when you came home warm,
a lightness to your step,
a smile a glance away,
a clear twinkle, a lighter air.
There was more noise in summer,
though we never thought of it
as such. It was merely the vitality
that season brings, resonating
throughout the hills and valleys.
Winter is quieter, and colder too.
We walk through the frost
in black and white moods,
hugging frozen sweatersto freezing extremities.
"Empty Nest" was first published in The Poet's Haven in December 2013.
I hear you
through the cries
each clash and clatter
bemoaning the pains
of a misguided life.
for the pots and pans,
absorbing the brunt
of the blunt force
fares no better,
to the floor
as you curse
choosing to heed
the wailings of the
cabinet you kick,
the door you slam,
their mutual cries
It took but five days for me
to realize how much I enjoyed
parking my car in the garage,
the newly-cleared space
motivating me to clean house,
take stock, sort through, let go.
I cleared the closets of all you’d left behind,
donating personal items to charity,
selling the furniture on Craigslist.
Your tools I gave to a neighbor,
while the books I kept for myself.
The food, I ate. The wine, I drank.
Your mail I sorted, then forwarded
appropriately, every decision logical,
each choice perfectly sound.
The broken walls in your study
I accepted I couldn’t restore,
the foundation cracked beyond repair
in your unprecedented haste to leave.
I stayed but a few months more,
then quickly moved on as well
to a new home across town,
a precise miniature version
of all that had come before.
Come the spring of the first full year
since the day you walked out,
I found a pair of sunglasses
tucked away in a near-hidden
compartment in the console
of my car. Never used by me,
the eyewear was yours,
present all this time, but
unacknowledged ‘til now.

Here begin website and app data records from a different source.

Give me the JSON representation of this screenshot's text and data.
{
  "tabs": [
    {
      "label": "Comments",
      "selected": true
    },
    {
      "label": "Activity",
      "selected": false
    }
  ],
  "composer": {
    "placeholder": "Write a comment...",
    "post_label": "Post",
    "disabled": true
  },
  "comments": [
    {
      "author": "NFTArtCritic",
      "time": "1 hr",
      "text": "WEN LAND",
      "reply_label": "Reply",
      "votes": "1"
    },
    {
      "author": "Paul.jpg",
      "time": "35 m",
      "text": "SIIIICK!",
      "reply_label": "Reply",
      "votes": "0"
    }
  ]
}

I held them but a moment,
then dropped them to the ground,
crushing them with the heel of my red Payless pumps.
The air was crisp and healing
as I finally drove home at last,

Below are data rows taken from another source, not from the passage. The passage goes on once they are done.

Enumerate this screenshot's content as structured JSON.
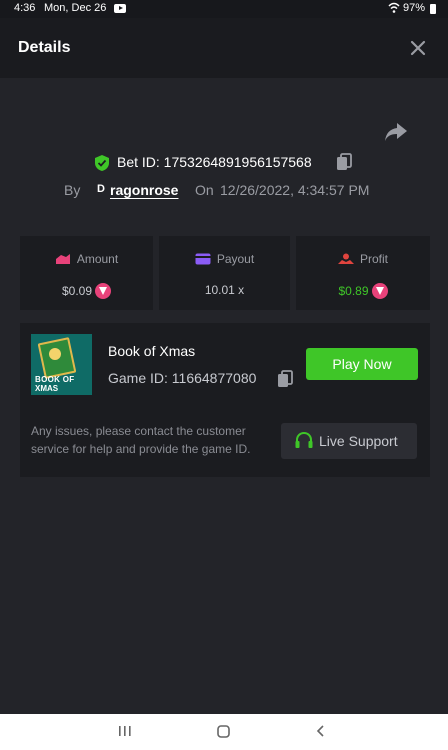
{
  "status_bar": {
    "time": "4:36",
    "date": "Mon, Dec 26",
    "battery": "97%"
  },
  "header": {
    "title": "Details"
  },
  "bet": {
    "id_label": "Bet ID: 1753264891956157568",
    "by_label": "By",
    "avatar_letter": "D",
    "username": "ragonrose",
    "on_label": "On",
    "datetime": "12/26/2022, 4:34:57 PM"
  },
  "stats": {
    "amount": {
      "label": "Amount",
      "value": "$0.09"
    },
    "payout": {
      "label": "Payout",
      "value": "10.01 x"
    },
    "profit": {
      "label": "Profit",
      "value": "$0.89"
    }
  },
  "game": {
    "thumb_title_line1": "BOOK OF",
    "thumb_title_line2": "XMAS",
    "name": "Book of Xmas",
    "game_id": "Game ID: 11664877080",
    "play_label": "Play Now",
    "issue_text": "Any issues, please contact the customer service for help and provide the game ID.",
    "support_label": "Live Support"
  },
  "colors": {
    "background": "#232429",
    "card": "#1b1c20",
    "accent_green": "#3fc628",
    "profit_green": "#3fc628",
    "coin_pink": "#e8427a"
  },
  "icons": [
    "youtube-icon",
    "wifi-icon",
    "battery-icon",
    "close-icon",
    "share-icon",
    "shield-check-icon",
    "copy-icon",
    "amount-icon",
    "payout-icon",
    "profit-icon",
    "coin-icon",
    "headset-icon",
    "recents-icon",
    "home-icon",
    "back-icon"
  ]
}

clear radio blasting, Let it Bleed, by The Stones.
Cristine A. Gruber has had work featured in numerous magazines, including: North American Review, Writer’s Digest, The Endicott Review, The Homestead Review, Iodine Poetry Journal, Miller’s Pond, The Penwood Review, Poem, Thema, The Tule Review, and Westward Quarterly. Her first full-length collection of poetry, Lifeline, was released by Infinity Publishing and is available from Amazon.com.